#### WHAT YOU WILL DO
Select from the data all lines with the word "grouped".

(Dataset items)
____

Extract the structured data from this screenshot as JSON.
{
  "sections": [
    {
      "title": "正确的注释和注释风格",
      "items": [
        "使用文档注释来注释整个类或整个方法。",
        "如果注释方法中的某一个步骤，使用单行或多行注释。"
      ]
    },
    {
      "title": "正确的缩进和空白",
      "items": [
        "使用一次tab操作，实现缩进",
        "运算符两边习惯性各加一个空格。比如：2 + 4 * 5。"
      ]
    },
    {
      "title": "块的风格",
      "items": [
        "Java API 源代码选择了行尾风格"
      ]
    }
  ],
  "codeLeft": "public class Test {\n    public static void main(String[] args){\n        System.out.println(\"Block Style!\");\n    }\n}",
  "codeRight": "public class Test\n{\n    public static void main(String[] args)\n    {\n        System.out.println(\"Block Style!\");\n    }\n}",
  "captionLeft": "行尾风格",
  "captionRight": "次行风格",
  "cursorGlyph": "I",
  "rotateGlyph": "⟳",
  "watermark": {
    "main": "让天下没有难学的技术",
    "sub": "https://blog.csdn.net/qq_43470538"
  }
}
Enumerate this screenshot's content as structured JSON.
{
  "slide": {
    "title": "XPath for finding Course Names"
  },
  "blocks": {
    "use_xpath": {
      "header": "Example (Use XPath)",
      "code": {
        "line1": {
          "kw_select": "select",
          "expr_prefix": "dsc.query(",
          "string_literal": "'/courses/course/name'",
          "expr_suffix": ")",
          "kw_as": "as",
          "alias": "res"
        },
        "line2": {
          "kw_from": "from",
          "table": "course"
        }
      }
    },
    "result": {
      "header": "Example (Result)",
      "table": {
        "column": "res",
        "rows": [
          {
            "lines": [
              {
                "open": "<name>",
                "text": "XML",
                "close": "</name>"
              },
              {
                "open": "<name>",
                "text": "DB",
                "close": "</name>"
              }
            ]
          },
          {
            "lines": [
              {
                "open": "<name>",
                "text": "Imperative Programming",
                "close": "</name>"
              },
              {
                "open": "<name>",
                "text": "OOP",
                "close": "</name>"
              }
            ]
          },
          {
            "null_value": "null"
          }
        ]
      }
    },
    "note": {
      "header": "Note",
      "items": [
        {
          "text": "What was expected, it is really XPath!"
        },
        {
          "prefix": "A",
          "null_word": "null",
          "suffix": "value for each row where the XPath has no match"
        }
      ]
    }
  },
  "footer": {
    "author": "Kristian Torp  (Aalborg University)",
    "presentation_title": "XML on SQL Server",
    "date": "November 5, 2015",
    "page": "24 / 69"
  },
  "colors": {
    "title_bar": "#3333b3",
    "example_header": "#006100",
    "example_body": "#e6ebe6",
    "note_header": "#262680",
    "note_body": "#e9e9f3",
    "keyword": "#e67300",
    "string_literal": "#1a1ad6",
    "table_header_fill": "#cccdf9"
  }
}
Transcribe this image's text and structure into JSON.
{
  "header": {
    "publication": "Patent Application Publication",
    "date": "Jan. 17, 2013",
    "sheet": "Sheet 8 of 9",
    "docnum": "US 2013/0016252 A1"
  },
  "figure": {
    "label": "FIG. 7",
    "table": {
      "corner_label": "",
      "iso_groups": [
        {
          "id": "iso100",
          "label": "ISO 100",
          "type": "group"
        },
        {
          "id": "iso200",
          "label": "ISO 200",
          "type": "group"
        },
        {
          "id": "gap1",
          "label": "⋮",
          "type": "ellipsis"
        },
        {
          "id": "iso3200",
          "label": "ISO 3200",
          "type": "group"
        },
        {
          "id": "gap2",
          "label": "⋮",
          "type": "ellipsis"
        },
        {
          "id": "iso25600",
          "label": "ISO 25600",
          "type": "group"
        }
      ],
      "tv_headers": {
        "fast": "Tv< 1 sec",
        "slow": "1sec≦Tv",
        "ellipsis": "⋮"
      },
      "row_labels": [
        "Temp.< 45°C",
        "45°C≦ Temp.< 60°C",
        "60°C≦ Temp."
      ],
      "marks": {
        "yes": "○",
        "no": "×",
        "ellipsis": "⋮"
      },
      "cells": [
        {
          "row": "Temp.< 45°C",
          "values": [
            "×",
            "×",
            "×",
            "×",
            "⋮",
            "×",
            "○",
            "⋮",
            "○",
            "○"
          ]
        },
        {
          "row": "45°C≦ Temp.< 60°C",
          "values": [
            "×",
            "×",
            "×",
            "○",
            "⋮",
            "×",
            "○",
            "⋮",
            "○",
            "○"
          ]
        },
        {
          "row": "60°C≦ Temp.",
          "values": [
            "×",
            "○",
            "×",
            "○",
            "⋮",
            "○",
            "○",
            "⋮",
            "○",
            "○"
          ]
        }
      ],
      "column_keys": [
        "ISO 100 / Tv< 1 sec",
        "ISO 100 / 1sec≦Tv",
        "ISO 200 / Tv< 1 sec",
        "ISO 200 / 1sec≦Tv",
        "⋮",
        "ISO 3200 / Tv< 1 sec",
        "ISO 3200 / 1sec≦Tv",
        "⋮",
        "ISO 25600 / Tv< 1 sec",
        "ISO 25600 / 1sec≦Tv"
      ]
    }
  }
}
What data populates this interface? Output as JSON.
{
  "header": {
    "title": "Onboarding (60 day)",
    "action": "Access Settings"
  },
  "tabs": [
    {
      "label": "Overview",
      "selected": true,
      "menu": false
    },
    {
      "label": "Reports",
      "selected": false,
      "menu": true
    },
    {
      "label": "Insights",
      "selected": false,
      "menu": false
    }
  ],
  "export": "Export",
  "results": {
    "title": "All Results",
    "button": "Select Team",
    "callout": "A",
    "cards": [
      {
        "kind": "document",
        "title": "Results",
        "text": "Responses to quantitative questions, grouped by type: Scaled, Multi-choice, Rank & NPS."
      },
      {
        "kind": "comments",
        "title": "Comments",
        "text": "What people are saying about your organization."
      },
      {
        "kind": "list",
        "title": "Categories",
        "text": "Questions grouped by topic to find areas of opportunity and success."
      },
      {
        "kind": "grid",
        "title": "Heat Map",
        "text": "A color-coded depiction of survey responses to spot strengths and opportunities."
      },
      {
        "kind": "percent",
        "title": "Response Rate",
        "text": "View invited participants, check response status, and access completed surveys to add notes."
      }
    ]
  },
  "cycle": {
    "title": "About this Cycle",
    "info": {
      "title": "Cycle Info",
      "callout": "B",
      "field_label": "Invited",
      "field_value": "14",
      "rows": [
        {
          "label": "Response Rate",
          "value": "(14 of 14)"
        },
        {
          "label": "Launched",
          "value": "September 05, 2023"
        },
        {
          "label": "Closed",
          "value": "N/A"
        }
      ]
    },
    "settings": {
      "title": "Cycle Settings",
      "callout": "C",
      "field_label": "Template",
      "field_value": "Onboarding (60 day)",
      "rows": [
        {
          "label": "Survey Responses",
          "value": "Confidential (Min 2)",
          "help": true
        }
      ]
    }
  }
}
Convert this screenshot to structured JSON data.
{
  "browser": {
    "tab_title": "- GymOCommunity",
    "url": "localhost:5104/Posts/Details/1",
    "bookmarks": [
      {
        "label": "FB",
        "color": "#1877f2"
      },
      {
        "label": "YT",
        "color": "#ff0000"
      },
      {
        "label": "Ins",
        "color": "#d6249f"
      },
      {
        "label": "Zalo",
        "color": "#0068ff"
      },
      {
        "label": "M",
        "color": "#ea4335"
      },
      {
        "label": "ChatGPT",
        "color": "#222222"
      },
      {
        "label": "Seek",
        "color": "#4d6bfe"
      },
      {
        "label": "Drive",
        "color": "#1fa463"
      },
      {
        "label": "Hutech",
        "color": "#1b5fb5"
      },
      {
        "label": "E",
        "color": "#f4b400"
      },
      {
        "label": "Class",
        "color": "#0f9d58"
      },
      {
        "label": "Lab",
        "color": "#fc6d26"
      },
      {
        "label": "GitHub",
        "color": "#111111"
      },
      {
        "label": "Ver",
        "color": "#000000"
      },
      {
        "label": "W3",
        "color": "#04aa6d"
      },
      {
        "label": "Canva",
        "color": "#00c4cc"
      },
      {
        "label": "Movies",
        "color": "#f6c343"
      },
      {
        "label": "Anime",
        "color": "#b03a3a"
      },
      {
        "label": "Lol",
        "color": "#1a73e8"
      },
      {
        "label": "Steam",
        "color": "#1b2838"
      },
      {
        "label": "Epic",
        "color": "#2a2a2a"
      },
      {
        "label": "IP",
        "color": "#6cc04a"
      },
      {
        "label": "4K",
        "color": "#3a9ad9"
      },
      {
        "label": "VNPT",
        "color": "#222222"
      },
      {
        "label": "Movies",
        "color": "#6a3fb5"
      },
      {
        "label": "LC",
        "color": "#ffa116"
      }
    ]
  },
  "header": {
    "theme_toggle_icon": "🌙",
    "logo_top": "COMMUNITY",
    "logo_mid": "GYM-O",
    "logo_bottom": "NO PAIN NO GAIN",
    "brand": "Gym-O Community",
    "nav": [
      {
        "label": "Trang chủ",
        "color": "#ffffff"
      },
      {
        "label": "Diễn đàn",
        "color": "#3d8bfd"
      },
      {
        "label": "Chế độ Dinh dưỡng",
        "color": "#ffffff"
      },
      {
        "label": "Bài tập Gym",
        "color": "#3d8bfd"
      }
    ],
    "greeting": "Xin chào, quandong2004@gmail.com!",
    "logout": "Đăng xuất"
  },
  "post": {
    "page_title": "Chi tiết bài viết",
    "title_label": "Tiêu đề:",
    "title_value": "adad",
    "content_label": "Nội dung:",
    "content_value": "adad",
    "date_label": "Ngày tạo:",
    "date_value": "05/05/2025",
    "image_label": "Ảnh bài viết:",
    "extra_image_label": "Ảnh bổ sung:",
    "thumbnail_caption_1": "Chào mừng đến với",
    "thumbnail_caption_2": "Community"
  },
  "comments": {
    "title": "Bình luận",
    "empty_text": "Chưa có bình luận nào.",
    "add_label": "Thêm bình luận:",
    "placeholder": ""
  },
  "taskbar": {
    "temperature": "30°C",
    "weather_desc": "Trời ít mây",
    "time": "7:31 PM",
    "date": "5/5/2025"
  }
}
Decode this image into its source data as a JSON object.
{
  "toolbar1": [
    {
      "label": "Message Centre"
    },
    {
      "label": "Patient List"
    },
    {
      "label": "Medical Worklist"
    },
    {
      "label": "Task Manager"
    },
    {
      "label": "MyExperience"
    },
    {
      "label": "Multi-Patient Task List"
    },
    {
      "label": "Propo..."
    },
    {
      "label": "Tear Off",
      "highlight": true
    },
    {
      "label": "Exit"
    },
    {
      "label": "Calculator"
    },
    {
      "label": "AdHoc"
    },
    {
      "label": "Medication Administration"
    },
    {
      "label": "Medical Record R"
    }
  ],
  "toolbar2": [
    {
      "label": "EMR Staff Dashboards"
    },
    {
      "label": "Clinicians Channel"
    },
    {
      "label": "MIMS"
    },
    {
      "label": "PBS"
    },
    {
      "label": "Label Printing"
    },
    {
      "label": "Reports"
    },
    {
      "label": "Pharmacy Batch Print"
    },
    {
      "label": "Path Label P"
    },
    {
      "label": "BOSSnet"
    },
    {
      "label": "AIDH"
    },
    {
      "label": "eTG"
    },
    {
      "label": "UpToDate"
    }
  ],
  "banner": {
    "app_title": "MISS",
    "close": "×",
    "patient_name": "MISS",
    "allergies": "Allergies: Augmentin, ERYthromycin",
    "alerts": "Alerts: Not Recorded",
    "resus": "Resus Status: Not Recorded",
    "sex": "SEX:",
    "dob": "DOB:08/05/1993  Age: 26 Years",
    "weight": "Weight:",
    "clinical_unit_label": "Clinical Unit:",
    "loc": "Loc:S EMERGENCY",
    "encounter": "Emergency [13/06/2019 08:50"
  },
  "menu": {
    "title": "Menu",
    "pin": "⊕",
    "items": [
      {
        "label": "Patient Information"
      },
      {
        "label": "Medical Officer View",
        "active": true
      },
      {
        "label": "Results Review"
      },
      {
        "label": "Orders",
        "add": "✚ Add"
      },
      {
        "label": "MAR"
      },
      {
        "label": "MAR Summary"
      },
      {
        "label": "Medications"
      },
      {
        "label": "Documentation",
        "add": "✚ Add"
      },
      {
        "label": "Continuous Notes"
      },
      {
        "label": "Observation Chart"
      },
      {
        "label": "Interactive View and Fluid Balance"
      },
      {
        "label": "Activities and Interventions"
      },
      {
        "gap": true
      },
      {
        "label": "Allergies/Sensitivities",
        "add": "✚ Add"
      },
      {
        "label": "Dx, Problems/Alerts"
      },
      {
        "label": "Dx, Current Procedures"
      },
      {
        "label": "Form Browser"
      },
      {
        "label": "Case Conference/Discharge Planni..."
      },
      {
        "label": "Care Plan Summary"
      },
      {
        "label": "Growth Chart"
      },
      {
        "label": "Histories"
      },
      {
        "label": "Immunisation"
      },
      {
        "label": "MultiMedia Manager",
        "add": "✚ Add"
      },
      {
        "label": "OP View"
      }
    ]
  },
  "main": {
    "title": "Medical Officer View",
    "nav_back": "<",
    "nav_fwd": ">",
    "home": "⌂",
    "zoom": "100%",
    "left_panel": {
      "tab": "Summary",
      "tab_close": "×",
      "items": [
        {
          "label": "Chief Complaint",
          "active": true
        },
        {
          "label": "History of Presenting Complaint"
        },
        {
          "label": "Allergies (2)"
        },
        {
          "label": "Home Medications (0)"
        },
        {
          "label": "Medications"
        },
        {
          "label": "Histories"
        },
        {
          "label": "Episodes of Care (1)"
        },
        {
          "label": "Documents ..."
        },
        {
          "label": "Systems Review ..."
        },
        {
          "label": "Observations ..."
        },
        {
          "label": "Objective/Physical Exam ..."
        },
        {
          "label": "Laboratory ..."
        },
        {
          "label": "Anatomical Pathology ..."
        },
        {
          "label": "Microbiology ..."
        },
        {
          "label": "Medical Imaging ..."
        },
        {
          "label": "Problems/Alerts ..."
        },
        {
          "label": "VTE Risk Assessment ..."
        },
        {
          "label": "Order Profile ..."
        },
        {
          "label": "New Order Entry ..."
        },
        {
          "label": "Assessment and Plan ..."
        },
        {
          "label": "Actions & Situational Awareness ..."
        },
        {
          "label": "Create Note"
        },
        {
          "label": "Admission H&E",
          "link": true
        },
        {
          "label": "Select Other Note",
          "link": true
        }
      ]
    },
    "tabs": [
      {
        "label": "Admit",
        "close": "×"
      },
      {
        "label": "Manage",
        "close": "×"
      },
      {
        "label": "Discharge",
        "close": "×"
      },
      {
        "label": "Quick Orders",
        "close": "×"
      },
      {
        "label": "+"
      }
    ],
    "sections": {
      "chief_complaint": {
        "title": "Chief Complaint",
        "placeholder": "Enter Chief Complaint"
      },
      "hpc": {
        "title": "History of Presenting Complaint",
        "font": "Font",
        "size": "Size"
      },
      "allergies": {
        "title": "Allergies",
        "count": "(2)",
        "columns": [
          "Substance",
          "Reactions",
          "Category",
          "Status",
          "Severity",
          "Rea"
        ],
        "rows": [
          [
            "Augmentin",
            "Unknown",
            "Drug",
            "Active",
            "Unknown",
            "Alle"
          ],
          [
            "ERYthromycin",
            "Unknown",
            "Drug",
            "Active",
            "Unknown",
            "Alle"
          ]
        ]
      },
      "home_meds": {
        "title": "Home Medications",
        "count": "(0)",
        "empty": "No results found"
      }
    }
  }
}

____

#### TASK ANSWER
        "text": "Responses to quantitative questions, grouped by type: Scaled, Multi-choice, Rank & NPS."
        "text": "Questions grouped by topic to find areas of opportunity and success."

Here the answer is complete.